The NI situation is something which is never talked about, however. About 10,000 people in a population of 1.5 million carry a pistol for self-defence. Carried across to the mainland, that would be 400,000 armed citizens. The powers that be don’t want the peons getting any ideas above their station.

JohnK making some very cogent points on Natalie’s article here on Samizdata.

US Navy: Penis in sky drawn by jet trail was ‘unacceptable’

A display of ‘airmanship‘, the sort, but not the pattern, that was needed in Operation Taxable on D-Day, appears to have fallen on ‘stony ground’ as it were, it looks like a pilot will be having a hard time.

US Navy officials have said it was “absolutely unacceptable” that one of their pilots used a jet’s contrail to draw a penis in the sky.

What else could, or should, he have used? Wider reaction is mixed:

Ramone Duran told the Seattle Times newspaper: “After it made the circles at the bottom, I knew what it was and started laughing.”
But one householder told KREM 2 she was upset about having to explain to her children…

However, the good news is that the Brylcreem Boys beat the Yanks to it:

In August this year, an RAF fighter pilot drew a 35-mile penis on radars monitoring skies over Lincolnshire, England.

Just wondering if they did that in the Cold War, and what the Soviet spy trawlers reported back.
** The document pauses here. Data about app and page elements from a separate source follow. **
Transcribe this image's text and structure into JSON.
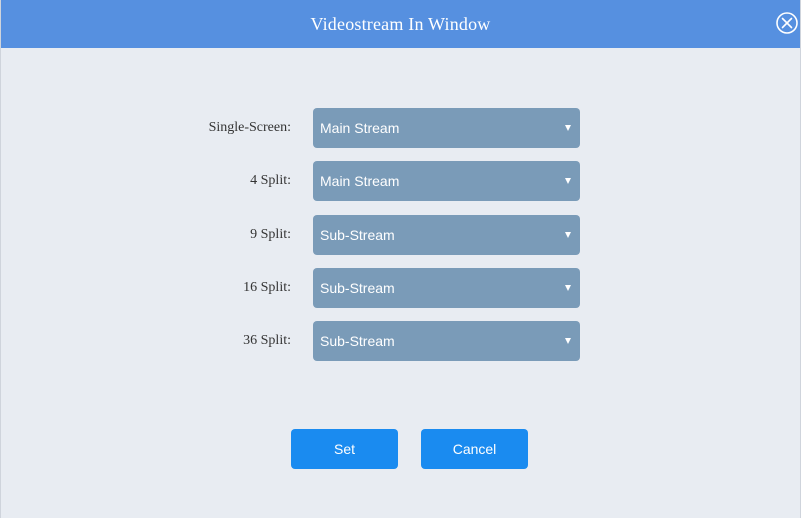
{
  "dialog": {
    "title": "Videostream In Window",
    "close_icon": "close-circle-x-icon"
  },
  "fields": [
    {
      "label": "Single-Screen:",
      "value": "Main Stream"
    },
    {
      "label": "4 Split:",
      "value": "Main Stream"
    },
    {
      "label": "9 Split:",
      "value": "Sub-Stream"
    },
    {
      "label": "16 Split:",
      "value": "Sub-Stream"
    },
    {
      "label": "36 Split:",
      "value": "Sub-Stream"
    }
  ],
  "buttons": {
    "set": "Set",
    "cancel": "Cancel"
  },
  "colors": {
    "titlebar": "#5690e0",
    "background": "#e8ecf2",
    "select": "#7a9bb8",
    "button": "#1a8bf0"
  }
}
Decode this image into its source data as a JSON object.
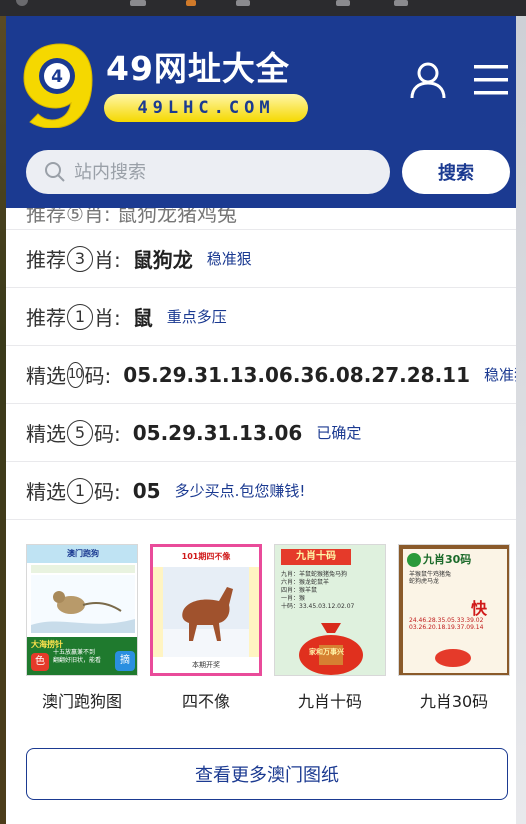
{
  "header": {
    "site_title": "49网址大全",
    "domain": "49LHC.COM",
    "search_placeholder": "站内搜索",
    "search_button": "搜索"
  },
  "predictions": [
    {
      "prefix": "推荐",
      "count": "③",
      "suffix": "肖:",
      "value": "鼠狗龙",
      "tag": "稳准狠"
    },
    {
      "prefix": "推荐",
      "count": "①",
      "suffix": "肖:",
      "value": "鼠",
      "tag": "重点多压"
    },
    {
      "prefix": "精选",
      "count": "⑩",
      "suffix": "码:",
      "value": "05.29.31.13.06.36.08.27.28.11",
      "tag": "稳准狠"
    },
    {
      "prefix": "精选",
      "count": "⑤",
      "suffix": "码:",
      "value": "05.29.31.13.06",
      "tag": "已确定"
    },
    {
      "prefix": "精选",
      "count": "①",
      "suffix": "码:",
      "value": "05",
      "tag": "多少买点.包您赚钱!"
    }
  ],
  "gallery": [
    {
      "caption": "澳门跑狗图",
      "inner_title": "澳门跑狗",
      "corner": "摘",
      "footer": "大海捞针"
    },
    {
      "caption": "四不像",
      "inner_title": "101期四不像",
      "footer": "本期开奖"
    },
    {
      "caption": "九肖十码",
      "inner_title": "九肖十码",
      "footer": "家和万事兴"
    },
    {
      "caption": "九肖30码",
      "inner_title": "九肖30码",
      "corner": "快"
    }
  ],
  "more_button": "查看更多澳门图纸",
  "colors": {
    "brand_blue": "#1b3a91",
    "pill_yellow": "#f5d800"
  }
}
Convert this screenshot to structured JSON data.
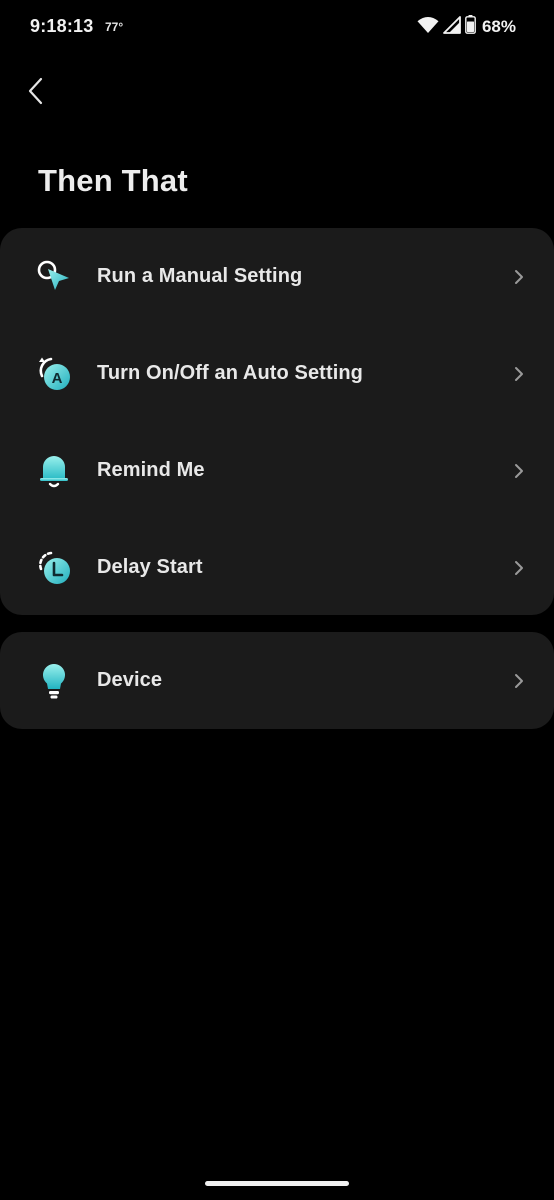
{
  "status_bar": {
    "time": "9:18:13",
    "temperature": "77°",
    "battery": "68%",
    "icons": [
      "wifi-icon",
      "cell-signal-icon",
      "battery-icon"
    ]
  },
  "header": {
    "back_icon": "chevron-left-icon",
    "title": "Then That"
  },
  "actions": [
    {
      "label": "Run a Manual Setting",
      "icon": "manual-setting-icon"
    },
    {
      "label": "Turn On/Off an Auto Setting",
      "icon": "auto-setting-icon"
    },
    {
      "label": "Remind Me",
      "icon": "bell-icon"
    },
    {
      "label": "Delay Start",
      "icon": "delay-clock-icon"
    }
  ],
  "device": {
    "label": "Device",
    "icon": "lightbulb-icon"
  },
  "colors": {
    "background": "#000000",
    "card": "#1b1b1b",
    "accent_light": "#7ce6e6",
    "accent_dark": "#2bb8c4",
    "text": "#e8e8e8",
    "chevron": "#9a9a9a"
  }
}
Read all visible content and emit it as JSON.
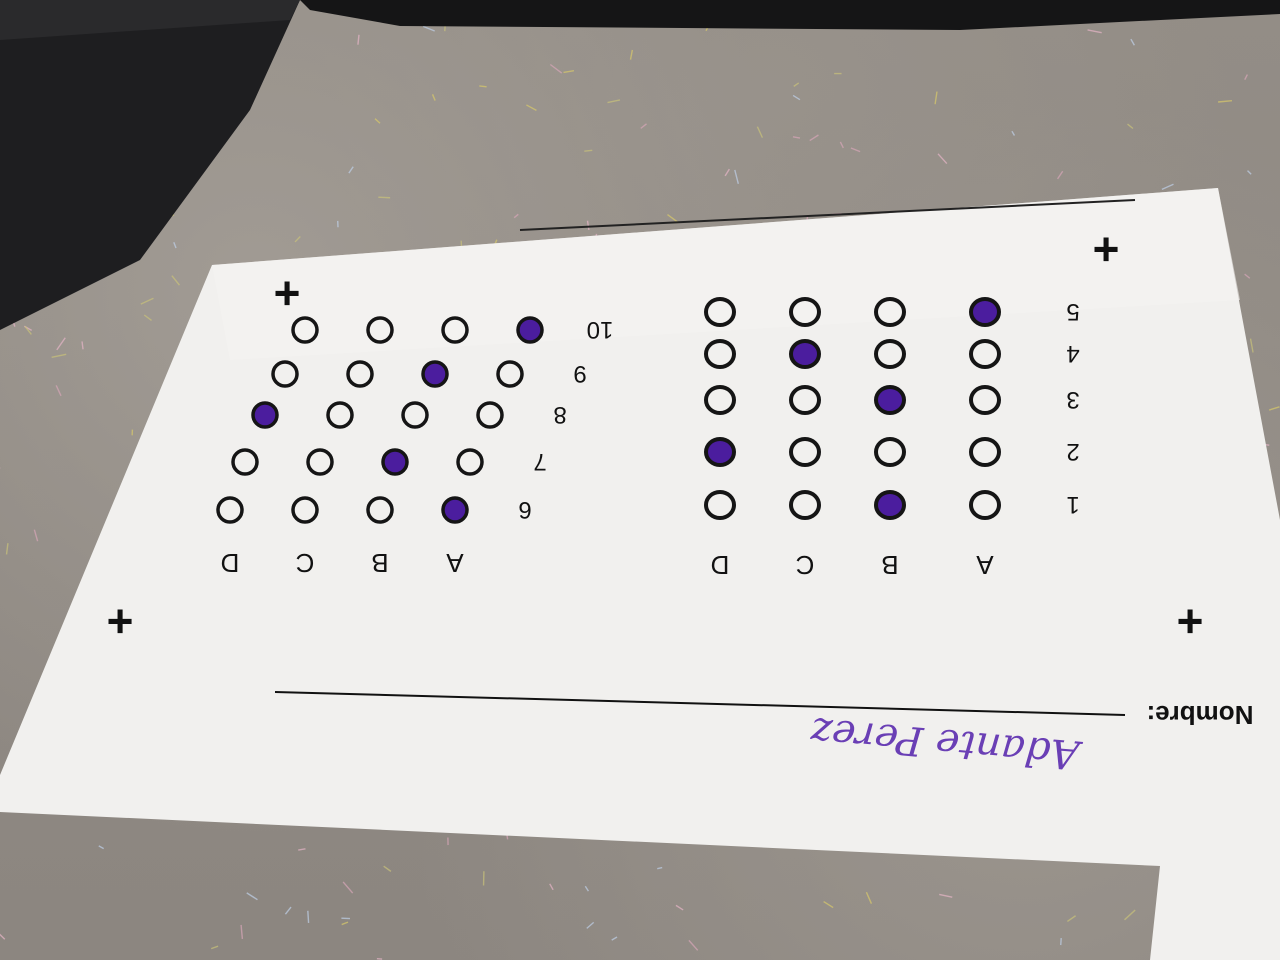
{
  "sheet": {
    "name_label": "Nombre:",
    "student_name": "Adante Perez",
    "registration_mark": "+",
    "ink_color": "#4b1d9e",
    "columns": [
      "A",
      "B",
      "C",
      "D"
    ],
    "right_block": {
      "rows": [
        {
          "number": "1",
          "marked": "B"
        },
        {
          "number": "2",
          "marked": "D"
        },
        {
          "number": "3",
          "marked": "B"
        },
        {
          "number": "4",
          "marked": "C"
        },
        {
          "number": "5",
          "marked": "A"
        }
      ]
    },
    "left_block": {
      "rows": [
        {
          "number": "6",
          "marked": "A"
        },
        {
          "number": "7",
          "marked": "B"
        },
        {
          "number": "8",
          "marked": "D"
        },
        {
          "number": "9",
          "marked": "B"
        },
        {
          "number": "10",
          "marked": "A"
        }
      ]
    },
    "bubble_glyph": "O"
  }
}
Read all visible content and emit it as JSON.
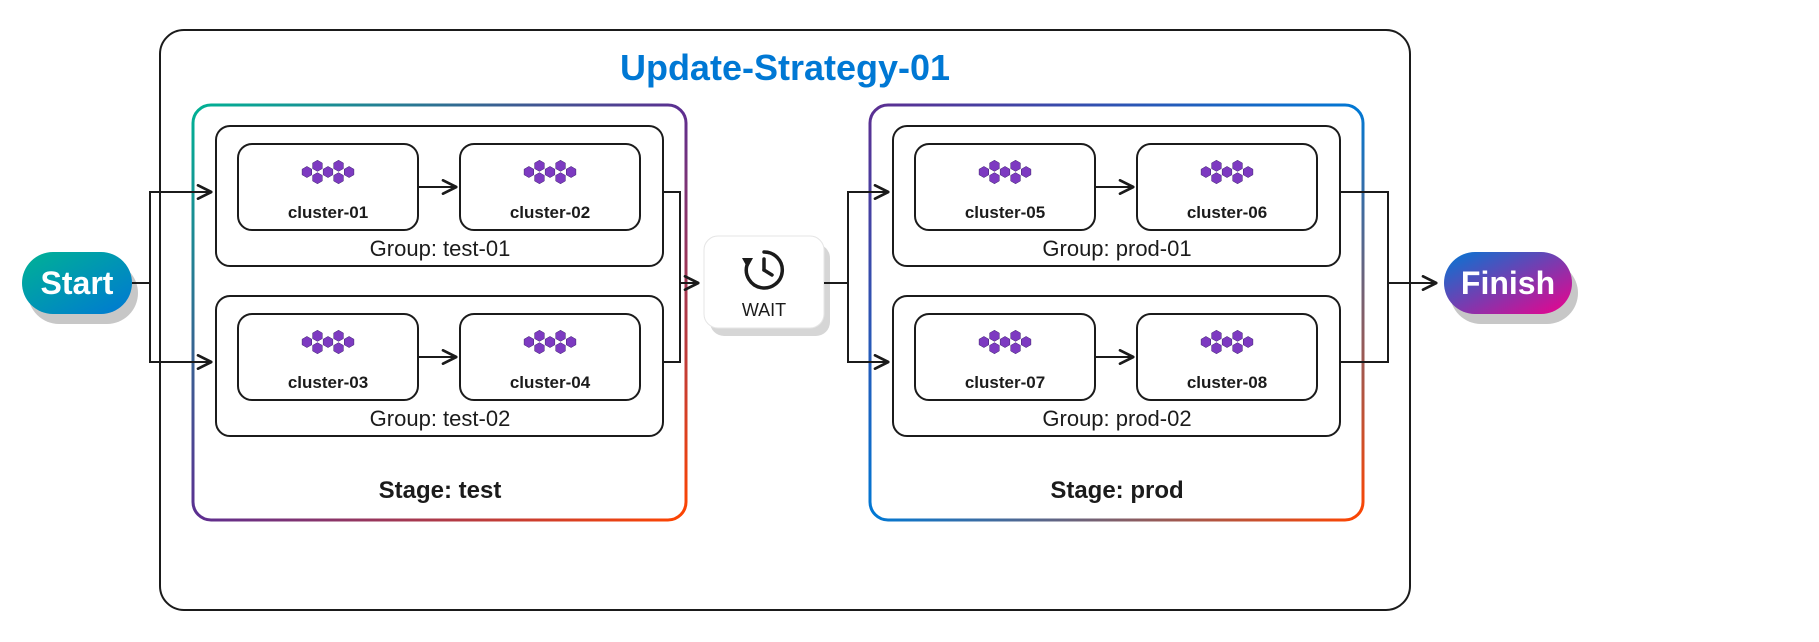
{
  "title": "Update-Strategy-01",
  "start_label": "Start",
  "finish_label": "Finish",
  "wait_label": "WAIT",
  "stages": [
    {
      "label": "Stage: test",
      "groups": [
        {
          "label": "Group: test-01",
          "clusters": [
            "cluster-01",
            "cluster-02"
          ]
        },
        {
          "label": "Group: test-02",
          "clusters": [
            "cluster-03",
            "cluster-04"
          ]
        }
      ]
    },
    {
      "label": "Stage: prod",
      "groups": [
        {
          "label": "Group: prod-01",
          "clusters": [
            "cluster-05",
            "cluster-06"
          ]
        },
        {
          "label": "Group: prod-02",
          "clusters": [
            "cluster-07",
            "cluster-08"
          ]
        }
      ]
    }
  ]
}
Photo credits: ‘jon’, and, of course, the Secretary of the United States Navy.